* EXERCISE REQUIREMENTS
Please write out every record below exactly as it stands.

* DATA
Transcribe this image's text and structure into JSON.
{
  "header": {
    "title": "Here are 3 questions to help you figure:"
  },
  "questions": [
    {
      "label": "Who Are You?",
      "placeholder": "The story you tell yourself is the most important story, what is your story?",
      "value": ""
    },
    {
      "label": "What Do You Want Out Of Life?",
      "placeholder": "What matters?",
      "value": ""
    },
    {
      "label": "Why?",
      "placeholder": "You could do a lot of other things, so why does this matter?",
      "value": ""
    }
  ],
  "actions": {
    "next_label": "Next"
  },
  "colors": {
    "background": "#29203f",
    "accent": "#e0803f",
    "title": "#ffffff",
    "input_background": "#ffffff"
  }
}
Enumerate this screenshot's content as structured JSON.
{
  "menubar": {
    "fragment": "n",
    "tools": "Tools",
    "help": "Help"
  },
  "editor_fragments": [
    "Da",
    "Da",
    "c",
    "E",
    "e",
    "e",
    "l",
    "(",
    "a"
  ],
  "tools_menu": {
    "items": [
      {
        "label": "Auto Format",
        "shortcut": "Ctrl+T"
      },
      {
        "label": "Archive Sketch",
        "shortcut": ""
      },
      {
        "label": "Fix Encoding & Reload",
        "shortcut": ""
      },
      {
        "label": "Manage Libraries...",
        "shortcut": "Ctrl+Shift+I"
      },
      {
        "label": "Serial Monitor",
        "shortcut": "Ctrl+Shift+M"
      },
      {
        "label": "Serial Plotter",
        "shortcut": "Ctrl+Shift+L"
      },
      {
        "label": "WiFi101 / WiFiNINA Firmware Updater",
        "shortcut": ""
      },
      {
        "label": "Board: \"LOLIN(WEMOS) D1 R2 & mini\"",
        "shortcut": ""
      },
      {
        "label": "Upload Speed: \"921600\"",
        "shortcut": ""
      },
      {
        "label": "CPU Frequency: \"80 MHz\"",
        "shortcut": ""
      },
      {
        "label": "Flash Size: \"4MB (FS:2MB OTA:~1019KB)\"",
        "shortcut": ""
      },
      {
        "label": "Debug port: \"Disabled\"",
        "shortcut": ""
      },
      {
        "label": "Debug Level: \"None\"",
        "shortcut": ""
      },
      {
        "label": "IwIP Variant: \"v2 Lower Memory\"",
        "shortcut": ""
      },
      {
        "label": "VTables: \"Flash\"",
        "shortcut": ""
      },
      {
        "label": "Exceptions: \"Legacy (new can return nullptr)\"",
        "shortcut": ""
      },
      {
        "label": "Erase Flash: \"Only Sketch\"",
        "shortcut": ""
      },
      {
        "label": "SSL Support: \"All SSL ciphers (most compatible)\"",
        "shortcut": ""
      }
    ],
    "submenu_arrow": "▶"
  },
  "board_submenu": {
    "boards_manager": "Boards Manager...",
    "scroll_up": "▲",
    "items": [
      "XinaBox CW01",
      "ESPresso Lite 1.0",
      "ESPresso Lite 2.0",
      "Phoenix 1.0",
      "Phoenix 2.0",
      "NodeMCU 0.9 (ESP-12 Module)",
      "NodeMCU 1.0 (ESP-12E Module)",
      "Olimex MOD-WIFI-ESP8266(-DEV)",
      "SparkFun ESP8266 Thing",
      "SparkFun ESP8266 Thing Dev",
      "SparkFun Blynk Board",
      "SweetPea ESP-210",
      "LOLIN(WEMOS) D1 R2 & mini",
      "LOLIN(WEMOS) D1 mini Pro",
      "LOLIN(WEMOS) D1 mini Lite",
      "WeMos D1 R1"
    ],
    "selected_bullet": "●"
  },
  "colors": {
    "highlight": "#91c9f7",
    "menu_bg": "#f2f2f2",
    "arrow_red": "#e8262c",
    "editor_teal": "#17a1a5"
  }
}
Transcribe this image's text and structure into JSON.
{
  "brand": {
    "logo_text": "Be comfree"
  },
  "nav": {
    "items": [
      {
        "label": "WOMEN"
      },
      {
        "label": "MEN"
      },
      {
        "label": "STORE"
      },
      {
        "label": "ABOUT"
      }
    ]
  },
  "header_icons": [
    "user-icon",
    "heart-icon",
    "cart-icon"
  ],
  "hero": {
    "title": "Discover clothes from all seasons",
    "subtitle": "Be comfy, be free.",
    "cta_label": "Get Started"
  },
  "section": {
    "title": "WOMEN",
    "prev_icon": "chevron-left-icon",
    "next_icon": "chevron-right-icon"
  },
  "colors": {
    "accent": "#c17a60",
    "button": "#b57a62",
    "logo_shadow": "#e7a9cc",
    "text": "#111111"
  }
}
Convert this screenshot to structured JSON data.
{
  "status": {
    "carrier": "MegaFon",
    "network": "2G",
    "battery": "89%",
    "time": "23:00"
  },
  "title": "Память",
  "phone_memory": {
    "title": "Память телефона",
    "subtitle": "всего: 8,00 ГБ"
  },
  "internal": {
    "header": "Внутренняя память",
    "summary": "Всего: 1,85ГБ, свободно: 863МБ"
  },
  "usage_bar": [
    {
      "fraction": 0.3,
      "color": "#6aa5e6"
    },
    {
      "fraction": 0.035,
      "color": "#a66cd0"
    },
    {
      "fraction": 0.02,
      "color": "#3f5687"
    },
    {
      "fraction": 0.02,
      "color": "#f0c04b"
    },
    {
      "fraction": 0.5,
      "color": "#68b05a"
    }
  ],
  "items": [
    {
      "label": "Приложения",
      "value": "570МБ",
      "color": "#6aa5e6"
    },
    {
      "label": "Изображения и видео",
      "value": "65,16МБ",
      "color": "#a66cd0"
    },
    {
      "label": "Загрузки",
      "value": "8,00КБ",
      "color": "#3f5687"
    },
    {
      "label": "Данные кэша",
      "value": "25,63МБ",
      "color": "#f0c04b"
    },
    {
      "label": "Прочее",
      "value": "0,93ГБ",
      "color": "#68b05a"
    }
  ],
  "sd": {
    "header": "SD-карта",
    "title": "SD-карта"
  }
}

* ANSWER SECTION
Transcribe this image's text and structure into JSON.
{
  "header": {
    "title": "Here are 3 questions to help you figure:"
  },
  "questions": [
    {
      "label": "Who Are You?",
      "placeholder": "The story you tell yourself is the most important story, what is your story?",
      "value": ""
    },
    {
      "label": "What Do You Want Out Of Life?",
      "placeholder": "What matters?",
      "value": ""
    },
    {
      "label": "Why?",
      "placeholder": "You could do a lot of other things, so why does this matter?",
      "value": ""
    }
  ],
  "actions": {
    "next_label": "Next"
  },
  "colors": {
    "background": "#29203f",
    "accent": "#e0803f",
    "title": "#ffffff",
    "input_background": "#ffffff"
  }
}
Enumerate this screenshot's content as structured JSON.
{
  "menubar": {
    "fragment": "n",
    "tools": "Tools",
    "help": "Help"
  },
  "editor_fragments": [
    "Da",
    "Da",
    "c",
    "E",
    "e",
    "e",
    "l",
    "(",
    "a"
  ],
  "tools_menu": {
    "items": [
      {
        "label": "Auto Format",
        "shortcut": "Ctrl+T"
      },
      {
        "label": "Archive Sketch",
        "shortcut": ""
      },
      {
        "label": "Fix Encoding & Reload",
        "shortcut": ""
      },
      {
        "label": "Manage Libraries...",
        "shortcut": "Ctrl+Shift+I"
      },
      {
        "label": "Serial Monitor",
        "shortcut": "Ctrl+Shift+M"
      },
      {
        "label": "Serial Plotter",
        "shortcut": "Ctrl+Shift+L"
      },
      {
        "label": "WiFi101 / WiFiNINA Firmware Updater",
        "shortcut": ""
      },
      {
        "label": "Board: \"LOLIN(WEMOS) D1 R2 & mini\"",
        "shortcut": ""
      },
      {
        "label": "Upload Speed: \"921600\"",
        "shortcut": ""
      },
      {
        "label": "CPU Frequency: \"80 MHz\"",
        "shortcut": ""
      },
      {
        "label": "Flash Size: \"4MB (FS:2MB OTA:~1019KB)\"",
        "shortcut": ""
      },
      {
        "label": "Debug port: \"Disabled\"",
        "shortcut": ""
      },
      {
        "label": "Debug Level: \"None\"",
        "shortcut": ""
      },
      {
        "label": "IwIP Variant: \"v2 Lower Memory\"",
        "shortcut": ""
      },
      {
        "label": "VTables: \"Flash\"",
        "shortcut": ""
      },
      {
        "label": "Exceptions: \"Legacy (new can return nullptr)\"",
        "shortcut": ""
      },
      {
        "label": "Erase Flash: \"Only Sketch\"",
        "shortcut": ""
      },
      {
        "label": "SSL Support: \"All SSL ciphers (most compatible)\"",
        "shortcut": ""
      }
    ],
    "submenu_arrow": "▶"
  },
  "board_submenu": {
    "boards_manager": "Boards Manager...",
    "scroll_up": "▲",
    "items": [
      "XinaBox CW01",
      "ESPresso Lite 1.0",
      "ESPresso Lite 2.0",
      "Phoenix 1.0",
      "Phoenix 2.0",
      "NodeMCU 0.9 (ESP-12 Module)",
      "NodeMCU 1.0 (ESP-12E Module)",
      "Olimex MOD-WIFI-ESP8266(-DEV)",
      "SparkFun ESP8266 Thing",
      "SparkFun ESP8266 Thing Dev",
      "SparkFun Blynk Board",
      "SweetPea ESP-210",
      "LOLIN(WEMOS) D1 R2 & mini",
      "LOLIN(WEMOS) D1 mini Pro",
      "LOLIN(WEMOS) D1 mini Lite",
      "WeMos D1 R1"
    ],
    "selected_bullet": "●"
  },
  "colors": {
    "highlight": "#91c9f7",
    "menu_bg": "#f2f2f2",
    "arrow_red": "#e8262c",
    "editor_teal": "#17a1a5"
  }
}
Transcribe this image's text and structure into JSON.
{
  "brand": {
    "logo_text": "Be comfree"
  },
  "nav": {
    "items": [
      {
        "label": "WOMEN"
      },
      {
        "label": "MEN"
      },
      {
        "label": "STORE"
      },
      {
        "label": "ABOUT"
      }
    ]
  },
  "header_icons": [
    "user-icon",
    "heart-icon",
    "cart-icon"
  ],
  "hero": {
    "title": "Discover clothes from all seasons",
    "subtitle": "Be comfy, be free.",
    "cta_label": "Get Started"
  },
  "section": {
    "title": "WOMEN",
    "prev_icon": "chevron-left-icon",
    "next_icon": "chevron-right-icon"
  },
  "colors": {
    "accent": "#c17a60",
    "button": "#b57a62",
    "logo_shadow": "#e7a9cc",
    "text": "#111111"
  }
}
Convert this screenshot to structured JSON data.
{
  "status": {
    "carrier": "MegaFon",
    "network": "2G",
    "battery": "89%",
    "time": "23:00"
  },
  "title": "Память",
  "phone_memory": {
    "title": "Память телефона",
    "subtitle": "всего: 8,00 ГБ"
  },
  "internal": {
    "header": "Внутренняя память",
    "summary": "Всего: 1,85ГБ, свободно: 863МБ"
  },
  "usage_bar": [
    {
      "fraction": 0.3,
      "color": "#6aa5e6"
    },
    {
      "fraction": 0.035,
      "color": "#a66cd0"
    },
    {
      "fraction": 0.02,
      "color": "#3f5687"
    },
    {
      "fraction": 0.02,
      "color": "#f0c04b"
    },
    {
      "fraction": 0.5,
      "color": "#68b05a"
    }
  ],
  "items": [
    {
      "label": "Приложения",
      "value": "570МБ",
      "color": "#6aa5e6"
    },
    {
      "label": "Изображения и видео",
      "value": "65,16МБ",
      "color": "#a66cd0"
    },
    {
      "label": "Загрузки",
      "value": "8,00КБ",
      "color": "#3f5687"
    },
    {
      "label": "Данные кэша",
      "value": "25,63МБ",
      "color": "#f0c04b"
    },
    {
      "label": "Прочее",
      "value": "0,93ГБ",
      "color": "#68b05a"
    }
  ],
  "sd": {
    "header": "SD-карта",
    "title": "SD-карта"
  }
}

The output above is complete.